3. What was Jim Jones’ relationship to the Jonestown community as a whole? Was he more a celebrity figure or engulfed into the crowd?

Soon after Jim came to Jonestown, he started withdrawing away from being out in the community so much. He would hold meetings nearly every night and speak on the speakers throughout the day, but not mingle as much as he did regularly in the United States. He was respected and even worshipped, never engulfed into the crowd.

4. Can you think of any important things we should include in our documentary, or people to remember?

Before the deaths in Jonestown, there was never a time in U.S. history when a religious or benevolent leader murdered 1,000 people. One of the biggest reasons we (members) did not take notice of the obvious flags that we should have seen was that NOTHING like that had ever happened before.
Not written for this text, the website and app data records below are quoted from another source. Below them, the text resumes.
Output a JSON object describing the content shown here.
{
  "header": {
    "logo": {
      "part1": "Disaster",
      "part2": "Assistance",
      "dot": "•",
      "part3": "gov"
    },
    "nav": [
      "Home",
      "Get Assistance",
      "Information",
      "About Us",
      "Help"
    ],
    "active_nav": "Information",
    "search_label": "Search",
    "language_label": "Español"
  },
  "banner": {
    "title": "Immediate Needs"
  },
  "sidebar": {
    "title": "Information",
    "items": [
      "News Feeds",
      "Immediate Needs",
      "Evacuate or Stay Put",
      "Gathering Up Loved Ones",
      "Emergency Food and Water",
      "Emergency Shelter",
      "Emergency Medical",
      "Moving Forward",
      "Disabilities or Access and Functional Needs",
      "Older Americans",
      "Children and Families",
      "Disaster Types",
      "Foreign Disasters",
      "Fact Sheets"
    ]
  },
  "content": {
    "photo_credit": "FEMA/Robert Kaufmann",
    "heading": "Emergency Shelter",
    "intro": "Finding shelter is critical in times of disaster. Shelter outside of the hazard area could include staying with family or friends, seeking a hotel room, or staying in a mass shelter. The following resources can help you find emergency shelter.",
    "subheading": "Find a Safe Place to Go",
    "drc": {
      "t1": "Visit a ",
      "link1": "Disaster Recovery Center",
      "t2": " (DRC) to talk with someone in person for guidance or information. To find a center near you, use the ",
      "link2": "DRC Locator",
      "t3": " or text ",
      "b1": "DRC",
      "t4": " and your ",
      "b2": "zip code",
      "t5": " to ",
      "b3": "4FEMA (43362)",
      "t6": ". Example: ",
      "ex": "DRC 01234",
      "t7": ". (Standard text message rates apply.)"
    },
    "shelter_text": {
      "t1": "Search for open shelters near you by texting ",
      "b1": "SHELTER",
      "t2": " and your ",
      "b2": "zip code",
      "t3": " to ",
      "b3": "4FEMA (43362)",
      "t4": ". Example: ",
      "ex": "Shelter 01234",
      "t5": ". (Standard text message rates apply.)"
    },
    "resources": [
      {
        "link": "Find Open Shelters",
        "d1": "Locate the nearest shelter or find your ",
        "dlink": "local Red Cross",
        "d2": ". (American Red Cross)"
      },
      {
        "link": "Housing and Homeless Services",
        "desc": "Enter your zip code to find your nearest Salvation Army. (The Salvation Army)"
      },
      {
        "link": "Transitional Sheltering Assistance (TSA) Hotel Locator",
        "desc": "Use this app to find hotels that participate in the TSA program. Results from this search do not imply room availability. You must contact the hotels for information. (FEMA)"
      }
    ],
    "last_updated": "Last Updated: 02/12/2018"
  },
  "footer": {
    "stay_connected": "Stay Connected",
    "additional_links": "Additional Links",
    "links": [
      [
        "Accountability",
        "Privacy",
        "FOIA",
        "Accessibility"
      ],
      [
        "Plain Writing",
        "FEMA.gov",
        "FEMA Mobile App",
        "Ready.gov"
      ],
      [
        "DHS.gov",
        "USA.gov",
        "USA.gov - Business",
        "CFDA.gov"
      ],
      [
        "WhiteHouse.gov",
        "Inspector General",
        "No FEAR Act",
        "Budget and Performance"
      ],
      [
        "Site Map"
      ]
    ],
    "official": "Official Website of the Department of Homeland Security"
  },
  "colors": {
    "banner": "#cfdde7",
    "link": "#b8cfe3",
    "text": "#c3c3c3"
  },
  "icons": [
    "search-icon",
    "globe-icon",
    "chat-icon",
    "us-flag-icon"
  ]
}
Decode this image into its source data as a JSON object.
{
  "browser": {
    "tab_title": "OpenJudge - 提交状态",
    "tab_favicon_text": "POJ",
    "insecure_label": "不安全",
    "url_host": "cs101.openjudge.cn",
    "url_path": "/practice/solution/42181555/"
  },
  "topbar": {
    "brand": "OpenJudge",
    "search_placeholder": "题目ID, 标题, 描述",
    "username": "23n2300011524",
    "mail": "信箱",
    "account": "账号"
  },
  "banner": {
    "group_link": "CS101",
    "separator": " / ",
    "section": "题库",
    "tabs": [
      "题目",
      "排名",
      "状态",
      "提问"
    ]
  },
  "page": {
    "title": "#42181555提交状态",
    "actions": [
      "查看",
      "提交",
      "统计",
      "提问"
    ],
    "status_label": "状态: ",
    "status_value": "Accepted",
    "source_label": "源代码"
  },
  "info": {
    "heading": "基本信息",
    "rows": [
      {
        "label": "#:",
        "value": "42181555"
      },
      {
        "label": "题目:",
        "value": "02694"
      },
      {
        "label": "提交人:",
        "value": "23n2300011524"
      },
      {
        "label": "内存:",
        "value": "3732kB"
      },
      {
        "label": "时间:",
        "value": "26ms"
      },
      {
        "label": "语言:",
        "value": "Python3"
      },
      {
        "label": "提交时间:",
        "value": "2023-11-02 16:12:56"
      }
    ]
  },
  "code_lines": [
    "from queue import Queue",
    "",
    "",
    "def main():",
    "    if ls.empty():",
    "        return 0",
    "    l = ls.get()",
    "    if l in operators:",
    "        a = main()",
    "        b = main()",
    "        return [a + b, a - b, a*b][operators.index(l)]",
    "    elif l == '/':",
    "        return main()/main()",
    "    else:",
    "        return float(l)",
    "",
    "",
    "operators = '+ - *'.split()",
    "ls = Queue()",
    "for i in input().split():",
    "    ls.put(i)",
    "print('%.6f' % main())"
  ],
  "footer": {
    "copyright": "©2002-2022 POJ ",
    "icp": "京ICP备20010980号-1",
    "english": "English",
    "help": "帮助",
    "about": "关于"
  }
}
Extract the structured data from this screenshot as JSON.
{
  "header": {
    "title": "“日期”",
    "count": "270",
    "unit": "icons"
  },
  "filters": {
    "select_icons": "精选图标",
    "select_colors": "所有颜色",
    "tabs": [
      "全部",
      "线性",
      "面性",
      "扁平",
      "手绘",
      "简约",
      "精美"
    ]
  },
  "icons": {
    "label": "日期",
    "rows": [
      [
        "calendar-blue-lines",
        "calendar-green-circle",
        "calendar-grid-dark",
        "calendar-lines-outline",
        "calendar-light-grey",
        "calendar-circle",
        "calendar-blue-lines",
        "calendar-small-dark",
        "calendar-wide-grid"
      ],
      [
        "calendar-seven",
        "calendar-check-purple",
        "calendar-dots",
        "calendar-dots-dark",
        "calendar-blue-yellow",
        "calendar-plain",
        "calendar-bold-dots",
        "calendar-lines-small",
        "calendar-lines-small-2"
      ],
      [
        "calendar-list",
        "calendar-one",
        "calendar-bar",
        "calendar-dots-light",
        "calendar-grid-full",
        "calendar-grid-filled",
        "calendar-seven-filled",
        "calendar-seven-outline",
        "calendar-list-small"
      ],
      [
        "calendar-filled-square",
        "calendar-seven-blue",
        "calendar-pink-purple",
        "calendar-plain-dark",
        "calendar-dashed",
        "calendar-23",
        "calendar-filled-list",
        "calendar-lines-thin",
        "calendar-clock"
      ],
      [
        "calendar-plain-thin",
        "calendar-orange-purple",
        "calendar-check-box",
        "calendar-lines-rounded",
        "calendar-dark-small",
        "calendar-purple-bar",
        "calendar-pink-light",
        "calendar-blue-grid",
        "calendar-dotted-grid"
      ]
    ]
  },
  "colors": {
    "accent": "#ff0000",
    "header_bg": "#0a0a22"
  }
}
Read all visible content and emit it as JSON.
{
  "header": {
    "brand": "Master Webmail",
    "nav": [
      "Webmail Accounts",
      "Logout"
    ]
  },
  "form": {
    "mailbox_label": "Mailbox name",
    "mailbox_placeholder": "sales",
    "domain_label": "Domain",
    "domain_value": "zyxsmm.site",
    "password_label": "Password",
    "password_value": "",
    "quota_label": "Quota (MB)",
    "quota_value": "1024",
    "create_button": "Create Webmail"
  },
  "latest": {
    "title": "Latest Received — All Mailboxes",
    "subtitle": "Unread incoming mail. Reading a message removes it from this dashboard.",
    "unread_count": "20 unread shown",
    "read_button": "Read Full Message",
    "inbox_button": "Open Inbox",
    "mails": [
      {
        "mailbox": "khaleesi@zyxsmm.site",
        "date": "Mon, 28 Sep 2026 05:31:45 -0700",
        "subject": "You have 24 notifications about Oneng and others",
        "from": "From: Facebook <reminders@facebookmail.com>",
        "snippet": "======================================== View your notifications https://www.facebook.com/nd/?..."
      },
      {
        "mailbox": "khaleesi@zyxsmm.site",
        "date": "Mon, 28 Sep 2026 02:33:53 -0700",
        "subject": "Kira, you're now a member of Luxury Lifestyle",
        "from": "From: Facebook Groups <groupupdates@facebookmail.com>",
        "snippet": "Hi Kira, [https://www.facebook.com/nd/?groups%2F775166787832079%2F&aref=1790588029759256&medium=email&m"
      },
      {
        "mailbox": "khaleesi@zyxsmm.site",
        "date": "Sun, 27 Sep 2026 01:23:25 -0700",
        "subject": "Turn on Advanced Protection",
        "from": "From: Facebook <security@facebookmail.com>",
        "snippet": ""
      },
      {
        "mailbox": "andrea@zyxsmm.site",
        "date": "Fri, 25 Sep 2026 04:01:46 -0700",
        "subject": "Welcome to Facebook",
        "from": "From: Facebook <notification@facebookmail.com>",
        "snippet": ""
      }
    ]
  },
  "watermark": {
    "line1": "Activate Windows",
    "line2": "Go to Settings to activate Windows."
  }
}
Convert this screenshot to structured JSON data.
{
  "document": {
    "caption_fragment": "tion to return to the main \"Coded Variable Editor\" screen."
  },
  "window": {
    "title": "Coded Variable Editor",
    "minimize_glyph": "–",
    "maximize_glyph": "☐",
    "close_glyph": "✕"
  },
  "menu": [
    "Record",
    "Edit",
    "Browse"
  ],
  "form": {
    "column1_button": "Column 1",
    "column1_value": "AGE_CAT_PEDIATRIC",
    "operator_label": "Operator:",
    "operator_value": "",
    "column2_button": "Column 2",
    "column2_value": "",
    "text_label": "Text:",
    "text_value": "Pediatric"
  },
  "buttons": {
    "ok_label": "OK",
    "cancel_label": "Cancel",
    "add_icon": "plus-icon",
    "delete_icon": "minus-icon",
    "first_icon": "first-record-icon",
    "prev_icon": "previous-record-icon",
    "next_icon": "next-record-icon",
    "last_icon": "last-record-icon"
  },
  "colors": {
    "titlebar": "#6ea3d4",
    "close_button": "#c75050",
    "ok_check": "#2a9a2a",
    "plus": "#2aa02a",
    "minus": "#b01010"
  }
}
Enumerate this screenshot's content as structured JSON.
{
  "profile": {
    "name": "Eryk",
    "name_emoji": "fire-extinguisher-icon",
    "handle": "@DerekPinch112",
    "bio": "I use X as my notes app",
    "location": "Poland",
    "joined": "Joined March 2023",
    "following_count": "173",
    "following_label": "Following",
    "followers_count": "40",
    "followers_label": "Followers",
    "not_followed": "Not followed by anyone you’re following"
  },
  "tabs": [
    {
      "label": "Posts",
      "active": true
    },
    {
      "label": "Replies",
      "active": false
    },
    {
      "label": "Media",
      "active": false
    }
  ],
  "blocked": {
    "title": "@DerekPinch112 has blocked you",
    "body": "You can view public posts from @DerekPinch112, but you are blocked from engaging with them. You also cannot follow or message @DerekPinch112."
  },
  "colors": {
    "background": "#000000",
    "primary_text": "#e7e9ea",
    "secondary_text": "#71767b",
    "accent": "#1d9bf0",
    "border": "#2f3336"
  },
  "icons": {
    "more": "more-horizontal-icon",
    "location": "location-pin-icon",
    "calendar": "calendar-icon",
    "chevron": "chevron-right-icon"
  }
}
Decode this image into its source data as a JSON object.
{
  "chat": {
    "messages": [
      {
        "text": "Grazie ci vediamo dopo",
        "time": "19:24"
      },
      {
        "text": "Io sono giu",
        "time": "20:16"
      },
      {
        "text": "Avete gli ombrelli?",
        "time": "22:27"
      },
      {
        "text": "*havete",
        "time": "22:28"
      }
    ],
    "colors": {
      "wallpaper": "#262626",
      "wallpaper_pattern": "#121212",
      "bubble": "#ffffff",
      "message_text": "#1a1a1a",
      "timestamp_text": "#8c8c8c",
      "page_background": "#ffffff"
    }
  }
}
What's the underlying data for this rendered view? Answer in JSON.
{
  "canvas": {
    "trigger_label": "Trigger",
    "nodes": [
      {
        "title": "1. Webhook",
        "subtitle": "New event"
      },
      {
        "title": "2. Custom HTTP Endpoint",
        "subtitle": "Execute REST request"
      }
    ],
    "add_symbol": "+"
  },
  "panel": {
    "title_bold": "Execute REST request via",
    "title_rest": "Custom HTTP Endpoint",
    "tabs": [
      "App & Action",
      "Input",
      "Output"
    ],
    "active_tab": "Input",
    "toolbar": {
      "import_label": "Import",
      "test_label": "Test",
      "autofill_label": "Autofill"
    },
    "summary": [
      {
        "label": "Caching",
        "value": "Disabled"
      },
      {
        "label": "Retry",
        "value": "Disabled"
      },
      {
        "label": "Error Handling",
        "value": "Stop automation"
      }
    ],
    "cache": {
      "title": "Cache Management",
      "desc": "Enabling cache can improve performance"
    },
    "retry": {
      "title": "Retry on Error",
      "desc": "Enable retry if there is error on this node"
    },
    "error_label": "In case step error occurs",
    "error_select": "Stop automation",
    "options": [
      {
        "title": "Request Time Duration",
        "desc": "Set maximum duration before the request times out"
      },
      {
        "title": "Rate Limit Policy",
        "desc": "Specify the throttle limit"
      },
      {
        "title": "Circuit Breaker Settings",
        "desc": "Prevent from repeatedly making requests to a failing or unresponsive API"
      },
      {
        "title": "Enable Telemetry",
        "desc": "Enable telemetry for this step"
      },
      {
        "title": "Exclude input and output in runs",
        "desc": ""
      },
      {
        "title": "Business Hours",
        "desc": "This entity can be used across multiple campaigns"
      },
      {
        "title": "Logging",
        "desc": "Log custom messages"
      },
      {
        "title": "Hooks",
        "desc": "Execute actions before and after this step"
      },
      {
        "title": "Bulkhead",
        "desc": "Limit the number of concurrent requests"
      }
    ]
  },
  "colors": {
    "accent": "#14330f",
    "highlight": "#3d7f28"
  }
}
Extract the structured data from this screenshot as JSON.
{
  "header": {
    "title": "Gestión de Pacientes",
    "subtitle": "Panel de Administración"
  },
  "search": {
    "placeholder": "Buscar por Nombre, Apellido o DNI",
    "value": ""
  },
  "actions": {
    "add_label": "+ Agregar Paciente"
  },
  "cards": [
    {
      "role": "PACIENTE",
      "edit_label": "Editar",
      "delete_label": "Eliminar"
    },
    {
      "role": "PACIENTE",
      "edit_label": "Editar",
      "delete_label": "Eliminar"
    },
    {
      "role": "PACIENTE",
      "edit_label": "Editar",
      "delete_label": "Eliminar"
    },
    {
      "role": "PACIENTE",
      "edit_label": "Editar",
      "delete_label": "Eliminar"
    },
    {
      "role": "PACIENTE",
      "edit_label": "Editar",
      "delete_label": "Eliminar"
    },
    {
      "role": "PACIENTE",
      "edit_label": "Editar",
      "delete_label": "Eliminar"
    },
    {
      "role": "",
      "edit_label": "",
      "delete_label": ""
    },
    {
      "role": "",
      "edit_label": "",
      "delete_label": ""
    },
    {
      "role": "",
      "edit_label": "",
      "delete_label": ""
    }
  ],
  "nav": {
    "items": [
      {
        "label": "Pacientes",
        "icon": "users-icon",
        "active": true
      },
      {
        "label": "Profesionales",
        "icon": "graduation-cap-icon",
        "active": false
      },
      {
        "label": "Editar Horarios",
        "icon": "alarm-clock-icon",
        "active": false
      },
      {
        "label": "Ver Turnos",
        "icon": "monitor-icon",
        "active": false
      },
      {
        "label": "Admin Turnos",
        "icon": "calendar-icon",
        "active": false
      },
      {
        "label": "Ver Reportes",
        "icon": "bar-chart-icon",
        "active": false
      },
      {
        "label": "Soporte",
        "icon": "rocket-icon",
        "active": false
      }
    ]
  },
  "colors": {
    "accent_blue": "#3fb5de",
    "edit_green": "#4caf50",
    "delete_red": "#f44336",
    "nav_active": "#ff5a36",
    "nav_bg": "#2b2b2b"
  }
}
We never dreamed that it would ever come to that. Unbelievable. We were an early cult and no one yet knew the damage done by cults.

Cults often isolate members – and we were in the middle of the rain forest in Guyana! Our only communication was with a ham radio – and most did not have access to that.

Jim had a public persona which he guarded powerfully. No one who was in the innermost circle could ever talk about his private life. He was very convincing – as many con men are.

Peoples Temple was filled with committed and tireless people who wanted to make the world better – and who sacrificed a lot even before the deaths. We moved from San Francisco and other cities with many amenities, into a primitive life in the middle of another continent – and most did it enthusiastically. We felt/knew that things would get better.

From the beginning of media coverage of the deaths in Jonestown, I was bothered that the world knew all about what Jim had for breakfast and the color of his underwear – and 917 others died that same day. All of those 917 should be remembered for the wonderful, principled people they were, lead by a mentally ill and power-corrupted leader.

5. And, lastly, to a group of high-schoolers that know little to nothing about the event, what is the main message to take from the Jonestown massacre? Why is it still very important and relevant today?

You learn a lot about life when you study about Peoples Temple. We were optimists and worker bees to make the world better. We believed that Jim Jones would lead us on that effort and protect us.

We learned:
• NEVER TURN OFF YOUR CRITICAL THINKING – things are never that perfect
• You can make a big difference in the world – be careful if you are following someone else
• Life can be fascinating and exotic – but you must be careful
• And – maybe the most important – YOU CAN AND MUST SURVIVE ANY THING. Life is fragile and can be taken from you in an instant. Don’t give it away. Don’t let anyone else take it from you. Live it to the fullest.

Tags: , , , , , , , , , , , , , ,